“I think the people in Texas sense that it is a time for change. 2014 is going to be a change election,” said Patrick in his announcement.
Throughout the entirety of his campaign, Patrick was on the attack.
“For a decade, Dewhurst has allowed programs that attract illegals to Texas like in-state tuition to expand and even reduced funding for border security and organized crime in the Department of Public Safety budget. That’s failed leadership,” he said in December 2013.
Patrick placed first in the primary election but went into a runoff with Dewhurst, in which he intensified his attacks and pitched himself as a conservative alternative.

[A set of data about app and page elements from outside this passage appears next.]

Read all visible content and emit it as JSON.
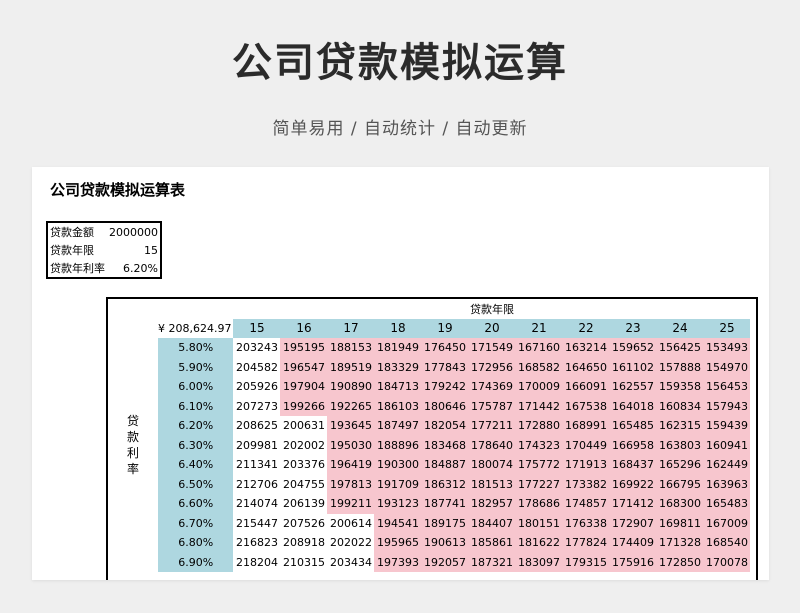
{
  "hero": {
    "title": "公司贷款模拟运算",
    "subtitle": "简单易用 / 自动统计 / 自动更新"
  },
  "sheet": {
    "title": "公司贷款模拟运算表",
    "params": [
      {
        "label": "贷款金额",
        "value": "2000000"
      },
      {
        "label": "贷款年限",
        "value": "15"
      },
      {
        "label": "贷款年利率",
        "value": "6.20%"
      }
    ],
    "grid": {
      "header_label": "贷款年限",
      "side_label": [
        "贷",
        "款",
        "利",
        "率"
      ],
      "corner": "¥ 208,624.97",
      "years": [
        "15",
        "16",
        "17",
        "18",
        "19",
        "20",
        "21",
        "22",
        "23",
        "24",
        "25"
      ],
      "rows": [
        {
          "rate": "5.80%",
          "values": [
            "203243",
            "195195",
            "188153",
            "181949",
            "176450",
            "171549",
            "167160",
            "163214",
            "159652",
            "156425",
            "153493"
          ]
        },
        {
          "rate": "5.90%",
          "values": [
            "204582",
            "196547",
            "189519",
            "183329",
            "177843",
            "172956",
            "168582",
            "164650",
            "161102",
            "157888",
            "154970"
          ]
        },
        {
          "rate": "6.00%",
          "values": [
            "205926",
            "197904",
            "190890",
            "184713",
            "179242",
            "174369",
            "170009",
            "166091",
            "162557",
            "159358",
            "156453"
          ]
        },
        {
          "rate": "6.10%",
          "values": [
            "207273",
            "199266",
            "192265",
            "186103",
            "180646",
            "175787",
            "171442",
            "167538",
            "164018",
            "160834",
            "157943"
          ]
        },
        {
          "rate": "6.20%",
          "values": [
            "208625",
            "200631",
            "193645",
            "187497",
            "182054",
            "177211",
            "172880",
            "168991",
            "165485",
            "162315",
            "159439"
          ]
        },
        {
          "rate": "6.30%",
          "values": [
            "209981",
            "202002",
            "195030",
            "188896",
            "183468",
            "178640",
            "174323",
            "170449",
            "166958",
            "163803",
            "160941"
          ]
        },
        {
          "rate": "6.40%",
          "values": [
            "211341",
            "203376",
            "196419",
            "190300",
            "184887",
            "180074",
            "175772",
            "171913",
            "168437",
            "165296",
            "162449"
          ]
        },
        {
          "rate": "6.50%",
          "values": [
            "212706",
            "204755",
            "197813",
            "191709",
            "186312",
            "181513",
            "177227",
            "173382",
            "169922",
            "166795",
            "163963"
          ]
        },
        {
          "rate": "6.60%",
          "values": [
            "214074",
            "206139",
            "199211",
            "193123",
            "187741",
            "182957",
            "178686",
            "174857",
            "171412",
            "168300",
            "165483"
          ]
        },
        {
          "rate": "6.70%",
          "values": [
            "215447",
            "207526",
            "200614",
            "194541",
            "189175",
            "184407",
            "180151",
            "176338",
            "172907",
            "169811",
            "167009"
          ]
        },
        {
          "rate": "6.80%",
          "values": [
            "216823",
            "208918",
            "202022",
            "195965",
            "190613",
            "185861",
            "181622",
            "177824",
            "174409",
            "171328",
            "168540"
          ]
        },
        {
          "rate": "6.90%",
          "values": [
            "218204",
            "210315",
            "203434",
            "197393",
            "192057",
            "187321",
            "183097",
            "179315",
            "175916",
            "172850",
            "170078"
          ]
        }
      ],
      "white_cells_per_row": [
        1,
        1,
        1,
        1,
        2,
        2,
        2,
        2,
        2,
        3,
        3,
        3
      ],
      "colors": {
        "header_blue": "#aed7e0",
        "highlight_pink": "#f7c6ce"
      }
    }
  }
}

“The only thing you need to know about the lieutenant governor’s current budget is that every Democrat praised and voted for it,” he said in an April 2014 TV ad. “As a conservative Republican, I didn’t.”
“This is Texas, not California, and we need a lieutenant governor who understands the difference,” he later charged.
Conservatives agreed with Patrick, and they voted for him in droves. He won the primary runoff handily, won the November election handily, served one term, and was re-elected by a strong margin.
Despite Patrick and other Republican legislators’ internal back-patting and cheering of how united they were and how cordial every conversation was, Texas taxpayers continue to subsidize the college tuition of illegal aliens. In fact, if one such illegal alien began his schooling the day Patrick was sworn in as lieutenant governor, he could now be nearing completion of a postdoctoral degree.
No strong Second Amendment legislation passed this session. Neither did a single life-saving measure, despite strong pro-life laws passing in Iowa, Alabama, Georgia, and other states. The Texas Legislature also passed a budget growing government by more than 12 percent.
And every Democrat praised and voted for it.
Asked why grassroots conservatives are upset with such legislative results, or perhaps more aptly the lack thereof, the lieutenant governor pled ignorance.
“I don’t know why they’re disappointed. That’s for them to answer,” said Lt. Gov. Dan Patrick. “We consider it a very successful session.”
Perhaps it’s precisely because they still agree with what he said in 2013.